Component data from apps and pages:
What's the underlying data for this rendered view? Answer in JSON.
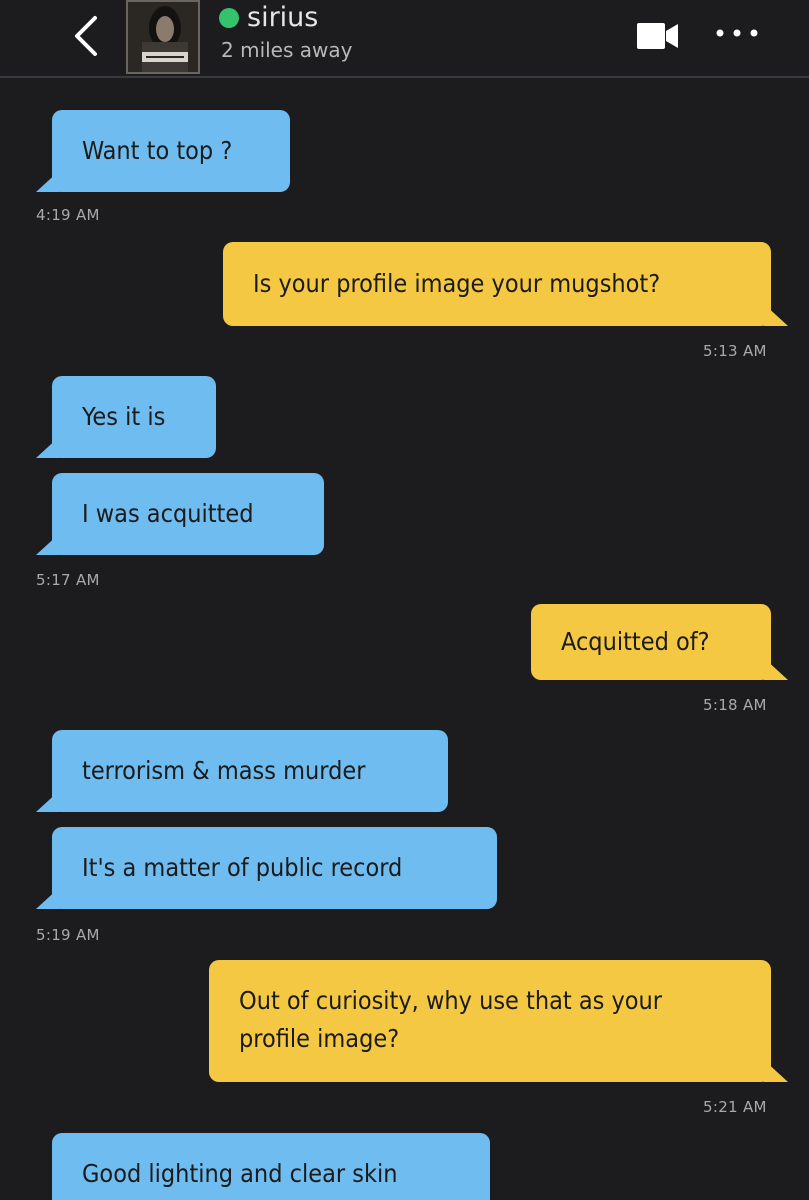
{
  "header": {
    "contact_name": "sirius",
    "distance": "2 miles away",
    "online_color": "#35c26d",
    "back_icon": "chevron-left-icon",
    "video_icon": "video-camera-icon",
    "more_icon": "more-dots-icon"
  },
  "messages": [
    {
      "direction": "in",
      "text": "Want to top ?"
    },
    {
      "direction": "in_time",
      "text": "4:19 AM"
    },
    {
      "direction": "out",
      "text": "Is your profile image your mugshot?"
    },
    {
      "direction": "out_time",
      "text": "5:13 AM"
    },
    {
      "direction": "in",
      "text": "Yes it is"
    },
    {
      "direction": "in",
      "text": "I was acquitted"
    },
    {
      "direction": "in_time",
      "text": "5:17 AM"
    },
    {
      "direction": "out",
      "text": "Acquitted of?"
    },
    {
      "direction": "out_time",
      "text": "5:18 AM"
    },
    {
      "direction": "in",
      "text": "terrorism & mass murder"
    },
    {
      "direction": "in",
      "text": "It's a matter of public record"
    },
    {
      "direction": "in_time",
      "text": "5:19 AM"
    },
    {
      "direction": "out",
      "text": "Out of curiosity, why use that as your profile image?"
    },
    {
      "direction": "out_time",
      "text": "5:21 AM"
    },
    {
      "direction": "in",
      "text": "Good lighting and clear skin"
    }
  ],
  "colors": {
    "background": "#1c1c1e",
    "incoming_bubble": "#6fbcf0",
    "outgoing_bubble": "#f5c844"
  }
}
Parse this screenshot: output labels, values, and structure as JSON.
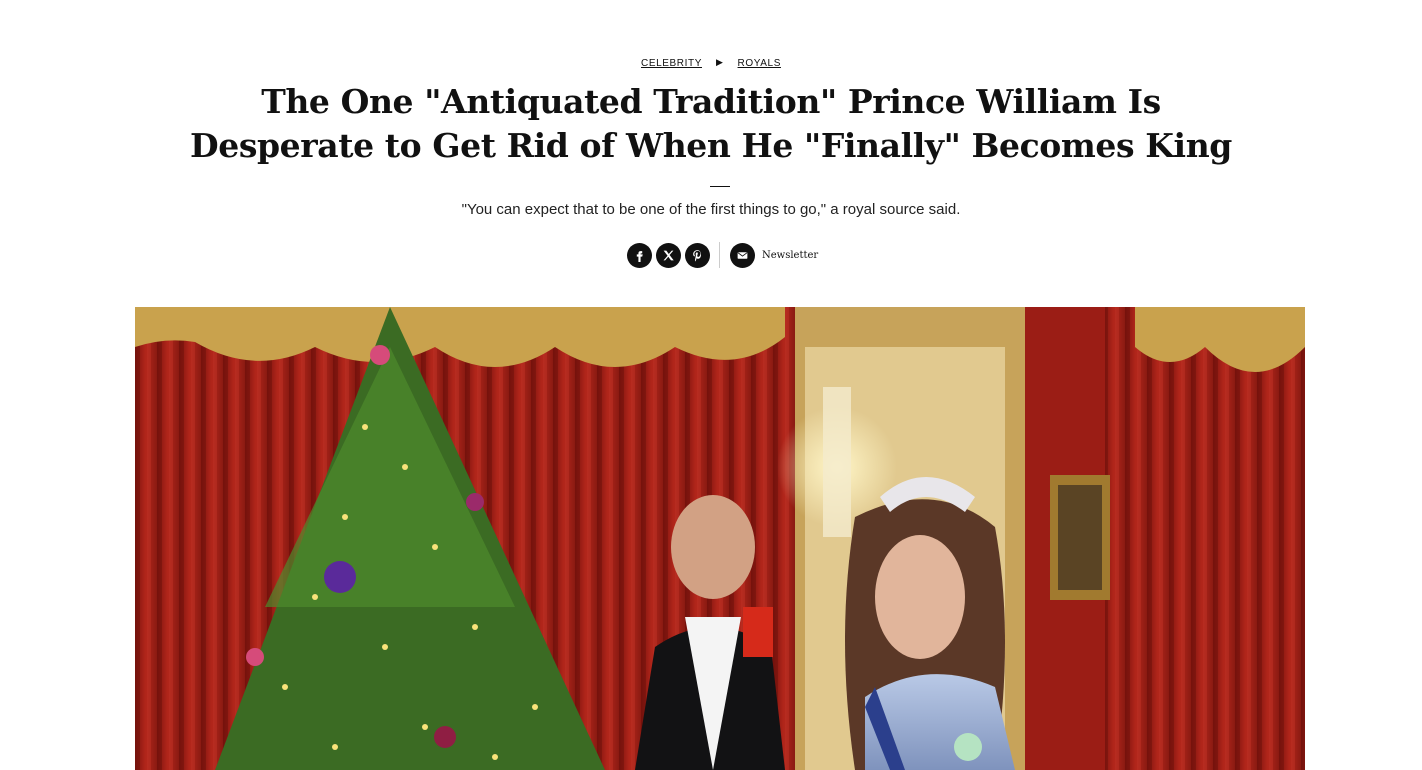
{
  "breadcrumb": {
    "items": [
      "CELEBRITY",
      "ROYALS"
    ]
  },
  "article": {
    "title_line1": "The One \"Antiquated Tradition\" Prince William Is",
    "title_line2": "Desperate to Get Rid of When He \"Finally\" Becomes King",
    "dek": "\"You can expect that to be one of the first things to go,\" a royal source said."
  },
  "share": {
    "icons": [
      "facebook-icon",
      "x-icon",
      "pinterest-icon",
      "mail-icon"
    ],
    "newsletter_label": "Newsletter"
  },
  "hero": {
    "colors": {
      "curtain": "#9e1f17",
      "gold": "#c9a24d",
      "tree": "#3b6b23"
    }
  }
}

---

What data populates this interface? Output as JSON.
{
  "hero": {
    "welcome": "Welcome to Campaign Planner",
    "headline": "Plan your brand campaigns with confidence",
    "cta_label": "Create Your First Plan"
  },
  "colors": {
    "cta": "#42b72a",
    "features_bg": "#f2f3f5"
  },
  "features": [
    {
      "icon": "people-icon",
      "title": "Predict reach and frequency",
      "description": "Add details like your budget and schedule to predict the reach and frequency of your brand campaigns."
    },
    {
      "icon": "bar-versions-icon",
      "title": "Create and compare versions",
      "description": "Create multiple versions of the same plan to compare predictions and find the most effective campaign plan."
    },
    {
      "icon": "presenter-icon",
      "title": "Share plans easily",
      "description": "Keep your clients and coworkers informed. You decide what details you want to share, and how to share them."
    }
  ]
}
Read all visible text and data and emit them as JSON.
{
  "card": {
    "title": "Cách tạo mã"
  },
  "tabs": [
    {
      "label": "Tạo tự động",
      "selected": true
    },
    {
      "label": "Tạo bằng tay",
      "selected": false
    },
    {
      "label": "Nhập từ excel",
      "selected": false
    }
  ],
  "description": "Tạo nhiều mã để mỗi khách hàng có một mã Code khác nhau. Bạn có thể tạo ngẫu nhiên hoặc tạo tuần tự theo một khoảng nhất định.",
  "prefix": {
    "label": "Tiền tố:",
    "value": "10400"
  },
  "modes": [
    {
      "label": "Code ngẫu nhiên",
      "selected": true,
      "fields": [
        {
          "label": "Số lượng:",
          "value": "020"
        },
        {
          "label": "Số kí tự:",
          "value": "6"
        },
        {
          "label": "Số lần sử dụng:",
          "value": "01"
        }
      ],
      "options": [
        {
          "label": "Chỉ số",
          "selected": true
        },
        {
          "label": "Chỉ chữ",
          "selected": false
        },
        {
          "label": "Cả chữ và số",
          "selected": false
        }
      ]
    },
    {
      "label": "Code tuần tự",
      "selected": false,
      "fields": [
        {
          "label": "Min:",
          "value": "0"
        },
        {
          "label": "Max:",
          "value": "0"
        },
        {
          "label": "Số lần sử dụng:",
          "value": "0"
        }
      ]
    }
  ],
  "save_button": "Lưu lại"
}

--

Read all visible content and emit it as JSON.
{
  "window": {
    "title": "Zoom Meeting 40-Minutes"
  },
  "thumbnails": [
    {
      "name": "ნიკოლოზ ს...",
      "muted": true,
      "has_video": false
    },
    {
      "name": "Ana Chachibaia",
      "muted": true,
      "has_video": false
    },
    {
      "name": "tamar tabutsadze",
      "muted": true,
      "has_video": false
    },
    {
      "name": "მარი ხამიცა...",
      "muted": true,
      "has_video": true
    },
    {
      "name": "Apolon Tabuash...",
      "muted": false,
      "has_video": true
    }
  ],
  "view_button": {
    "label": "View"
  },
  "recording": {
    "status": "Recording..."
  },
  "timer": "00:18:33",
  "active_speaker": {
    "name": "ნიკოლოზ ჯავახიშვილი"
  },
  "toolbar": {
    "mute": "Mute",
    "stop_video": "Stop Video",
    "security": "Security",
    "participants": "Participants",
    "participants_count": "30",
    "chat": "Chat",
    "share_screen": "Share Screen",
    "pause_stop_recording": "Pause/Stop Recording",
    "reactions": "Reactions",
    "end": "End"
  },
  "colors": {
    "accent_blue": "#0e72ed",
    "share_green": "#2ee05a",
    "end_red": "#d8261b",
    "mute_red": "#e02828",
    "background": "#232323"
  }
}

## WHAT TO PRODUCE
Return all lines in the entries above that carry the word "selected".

## WRITTEN SOLUTION
      "selected": true
      "selected": false
      "selected": false
      "selected": true,
          "selected": true
          "selected": false
          "selected": false
      "selected": false,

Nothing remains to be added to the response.